Received: by alpheratz.cpm.aca.mmu.ac.uk id HAA23098 (8.6.9/5.3[ref firstname.lastname@example.org] for cpm.aca.mmu.ac.uk from email@example.com); Sat, 23 Feb 2002 07:04:31 GMT Message-ID: <005a01c1bc37$c0bb2d40$5a86b2d1@teddace> From: "Dace" <firstname.lastname@example.org> To: <email@example.com> Subject: Re: ality Date: Fri, 22 Feb 2002 23:00:16 -0800 Content-Type: multipart/alternative; boundary="----=_NextPart_000_0057_01C1BBF4.B18B5F40" X-Priority: 3 X-MSMail-Priority: Normal X-Mailer: Microsoft Outlook Express 5.50.4133.2400 X-MIMEOLE: Produced By Microsoft MimeOLE V5.50.4133.2400 Sender: firstname.lastname@example.org Precedence: bulk Reply-To: email@example.com
Content-Type: text/plain; charset="iso-8859-1" Content-Transfer-Encoding: quoted-printable
From: Ray Recchia
> > > The fact that the brain makes mistakes does not invalidate
> > > a physical memory hypothesis
> >Nor have I ever claimed it does.
> Snip - from a previous post
> >If, on the other hand, memories are stored in the brain, our
> >recall should be as precise and accurate as a computer retrieving data.
> >That our memories are reconstructed is a problem for the mechanistic
> >view, not mine.
> So what was that you were saying?
Okay, I'll explain it again. It's not that the brain's imperfection rules out the physical memory-trace hyothesis, but that a neural storage system should be comparable in accuracy to a cybernetic storage system. Since it's obviously not, this strongly suggests that the brain does not store memories.
> > Unlike you, when I get personal, I'm up front about it.
> Yes. And of course it is just a sign of your frustration.
You've degenerated to gratuitous tit-for-tat comments. The only thing frustrating me here is your lack of comprehension. Exactly the same thing that's frustrating you.

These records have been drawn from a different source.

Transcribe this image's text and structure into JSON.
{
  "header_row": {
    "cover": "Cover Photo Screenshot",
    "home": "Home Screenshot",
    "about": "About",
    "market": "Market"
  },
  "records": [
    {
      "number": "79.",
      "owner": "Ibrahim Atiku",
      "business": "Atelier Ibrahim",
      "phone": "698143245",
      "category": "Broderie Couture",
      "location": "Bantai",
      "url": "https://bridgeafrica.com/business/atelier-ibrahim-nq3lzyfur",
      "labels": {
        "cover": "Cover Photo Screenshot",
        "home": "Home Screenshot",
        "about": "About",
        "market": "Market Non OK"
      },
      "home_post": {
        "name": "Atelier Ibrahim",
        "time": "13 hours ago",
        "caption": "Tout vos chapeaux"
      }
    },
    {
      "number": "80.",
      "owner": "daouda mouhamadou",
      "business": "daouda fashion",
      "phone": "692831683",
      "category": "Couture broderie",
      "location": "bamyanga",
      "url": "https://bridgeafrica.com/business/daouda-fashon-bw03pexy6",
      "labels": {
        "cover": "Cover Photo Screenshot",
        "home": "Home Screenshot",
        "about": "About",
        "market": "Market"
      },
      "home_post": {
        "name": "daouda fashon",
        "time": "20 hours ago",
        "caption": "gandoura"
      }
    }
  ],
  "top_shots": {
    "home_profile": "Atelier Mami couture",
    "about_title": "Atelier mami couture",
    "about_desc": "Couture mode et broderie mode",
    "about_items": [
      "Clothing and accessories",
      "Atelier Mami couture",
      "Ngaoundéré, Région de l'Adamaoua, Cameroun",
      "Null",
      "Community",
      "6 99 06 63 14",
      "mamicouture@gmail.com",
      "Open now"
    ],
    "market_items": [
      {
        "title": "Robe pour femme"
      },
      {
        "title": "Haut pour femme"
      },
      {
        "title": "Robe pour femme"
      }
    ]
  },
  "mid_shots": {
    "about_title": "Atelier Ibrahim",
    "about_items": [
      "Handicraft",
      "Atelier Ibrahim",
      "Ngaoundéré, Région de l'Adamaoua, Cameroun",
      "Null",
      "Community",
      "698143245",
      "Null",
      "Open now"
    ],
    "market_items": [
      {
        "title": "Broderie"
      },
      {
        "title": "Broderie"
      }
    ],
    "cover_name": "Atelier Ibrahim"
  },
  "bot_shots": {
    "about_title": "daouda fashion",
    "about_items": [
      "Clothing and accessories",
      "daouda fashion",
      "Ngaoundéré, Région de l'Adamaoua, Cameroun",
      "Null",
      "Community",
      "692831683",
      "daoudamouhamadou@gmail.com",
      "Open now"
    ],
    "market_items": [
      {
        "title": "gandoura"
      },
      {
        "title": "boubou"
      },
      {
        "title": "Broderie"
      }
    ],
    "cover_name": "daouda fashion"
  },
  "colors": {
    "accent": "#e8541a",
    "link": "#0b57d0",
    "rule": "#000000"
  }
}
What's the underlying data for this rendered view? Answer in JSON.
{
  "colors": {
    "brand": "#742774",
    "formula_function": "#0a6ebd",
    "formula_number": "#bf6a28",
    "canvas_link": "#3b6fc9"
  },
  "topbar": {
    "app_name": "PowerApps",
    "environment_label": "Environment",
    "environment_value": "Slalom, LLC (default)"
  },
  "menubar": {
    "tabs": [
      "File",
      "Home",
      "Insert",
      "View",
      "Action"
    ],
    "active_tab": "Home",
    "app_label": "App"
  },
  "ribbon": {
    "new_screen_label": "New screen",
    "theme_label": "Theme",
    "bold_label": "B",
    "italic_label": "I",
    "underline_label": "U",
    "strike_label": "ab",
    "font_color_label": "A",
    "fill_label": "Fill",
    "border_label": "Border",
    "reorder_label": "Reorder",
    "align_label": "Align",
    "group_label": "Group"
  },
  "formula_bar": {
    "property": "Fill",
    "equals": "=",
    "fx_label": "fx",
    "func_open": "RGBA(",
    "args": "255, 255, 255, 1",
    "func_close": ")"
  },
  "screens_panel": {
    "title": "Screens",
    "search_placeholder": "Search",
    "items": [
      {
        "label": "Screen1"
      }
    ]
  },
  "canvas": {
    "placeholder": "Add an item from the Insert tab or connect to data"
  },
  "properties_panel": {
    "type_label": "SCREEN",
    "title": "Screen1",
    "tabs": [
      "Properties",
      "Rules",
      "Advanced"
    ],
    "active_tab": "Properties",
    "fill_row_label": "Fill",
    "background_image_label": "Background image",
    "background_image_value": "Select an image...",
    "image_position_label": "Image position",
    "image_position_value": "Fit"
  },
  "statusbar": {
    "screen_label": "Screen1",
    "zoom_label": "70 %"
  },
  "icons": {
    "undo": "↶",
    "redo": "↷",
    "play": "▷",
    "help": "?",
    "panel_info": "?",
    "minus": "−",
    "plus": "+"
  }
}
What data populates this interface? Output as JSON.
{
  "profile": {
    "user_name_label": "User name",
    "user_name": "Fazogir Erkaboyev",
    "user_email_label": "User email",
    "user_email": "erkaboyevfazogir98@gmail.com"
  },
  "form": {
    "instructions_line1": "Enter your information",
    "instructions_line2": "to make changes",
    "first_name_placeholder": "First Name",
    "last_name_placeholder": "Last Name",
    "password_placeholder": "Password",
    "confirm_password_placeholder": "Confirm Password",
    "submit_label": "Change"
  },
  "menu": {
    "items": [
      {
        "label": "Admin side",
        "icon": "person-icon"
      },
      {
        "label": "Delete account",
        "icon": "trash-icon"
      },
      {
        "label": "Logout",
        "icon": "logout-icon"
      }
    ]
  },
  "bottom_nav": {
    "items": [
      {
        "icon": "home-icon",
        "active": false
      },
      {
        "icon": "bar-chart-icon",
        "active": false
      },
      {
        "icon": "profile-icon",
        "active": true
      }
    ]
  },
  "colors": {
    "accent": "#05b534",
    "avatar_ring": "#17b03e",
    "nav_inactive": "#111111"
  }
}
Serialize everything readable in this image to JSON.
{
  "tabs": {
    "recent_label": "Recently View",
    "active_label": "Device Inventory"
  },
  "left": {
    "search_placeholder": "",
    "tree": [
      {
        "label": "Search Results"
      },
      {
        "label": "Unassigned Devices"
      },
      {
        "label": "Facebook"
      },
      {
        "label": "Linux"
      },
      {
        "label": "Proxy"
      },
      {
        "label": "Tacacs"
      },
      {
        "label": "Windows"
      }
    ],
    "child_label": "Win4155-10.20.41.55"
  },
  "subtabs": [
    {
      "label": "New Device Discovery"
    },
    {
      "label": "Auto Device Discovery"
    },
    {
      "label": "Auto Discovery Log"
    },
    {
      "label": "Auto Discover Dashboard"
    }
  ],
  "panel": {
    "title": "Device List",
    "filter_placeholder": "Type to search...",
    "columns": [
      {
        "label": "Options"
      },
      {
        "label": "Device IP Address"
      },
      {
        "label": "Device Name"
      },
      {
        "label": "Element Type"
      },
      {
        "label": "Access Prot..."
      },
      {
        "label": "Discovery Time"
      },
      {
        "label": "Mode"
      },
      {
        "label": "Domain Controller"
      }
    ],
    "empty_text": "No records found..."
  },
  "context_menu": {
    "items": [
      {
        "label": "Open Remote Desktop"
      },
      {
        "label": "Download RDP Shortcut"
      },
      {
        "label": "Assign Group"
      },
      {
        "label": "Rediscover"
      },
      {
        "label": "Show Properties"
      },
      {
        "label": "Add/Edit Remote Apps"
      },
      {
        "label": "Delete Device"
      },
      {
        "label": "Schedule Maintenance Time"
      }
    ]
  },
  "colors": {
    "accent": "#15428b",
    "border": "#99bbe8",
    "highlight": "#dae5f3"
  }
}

> > > And once again you have no explanation for how neurons facilitate
> > > this.
> >Nor is any explanation required. My argument is a priori and must be
> >dealt with on logical terms. You've got your head stuck in your
> But your self-evident axioms aren't self-evident to anyone here but you.
> Which makes them quite a bit less than self-evident. The only person
> doing the midgaard serpent imitation here is you.
That we exist is self-evident only to me? Does that mean the rest of you are hallucinations? No, I think it's self-evident to all people that people do indeed exist. It's equally self-evident that terms like "experience," "thought," and "feeling" are physically and chemically meaningless. Thus we're not identical to our brains, which are, after all, physical objects, are they not? Finally, it's self-evident that minds don't exist without brains. So, where's the part that's not axiomatic?
> >To ascribe representation to the brain is to endow it with a magical
> >property possessed by no other object, living or dead. You're setting
> >the brain apart, i.e. sacralizing it. This is your religion.
> So on the one hand brain and mind are just different aspects of the same
> thing. On the other hand you don't need to be able explain how the two
> are connected.
How can we explain the connection between two things that are actually one? Is the "one hand" clapping audibly all by itself, or does it require the "other hand" to help out? Please clarify.
This was distributed via the memetics list associated with the
Journal of Memetics - Evolutionary Models of Information Transmission
For information about the journal and the list (e.g. unsubscribing)
This archive was generated by hypermail 2b29 : Sat Feb 23 2002 - 07:14:19 GMT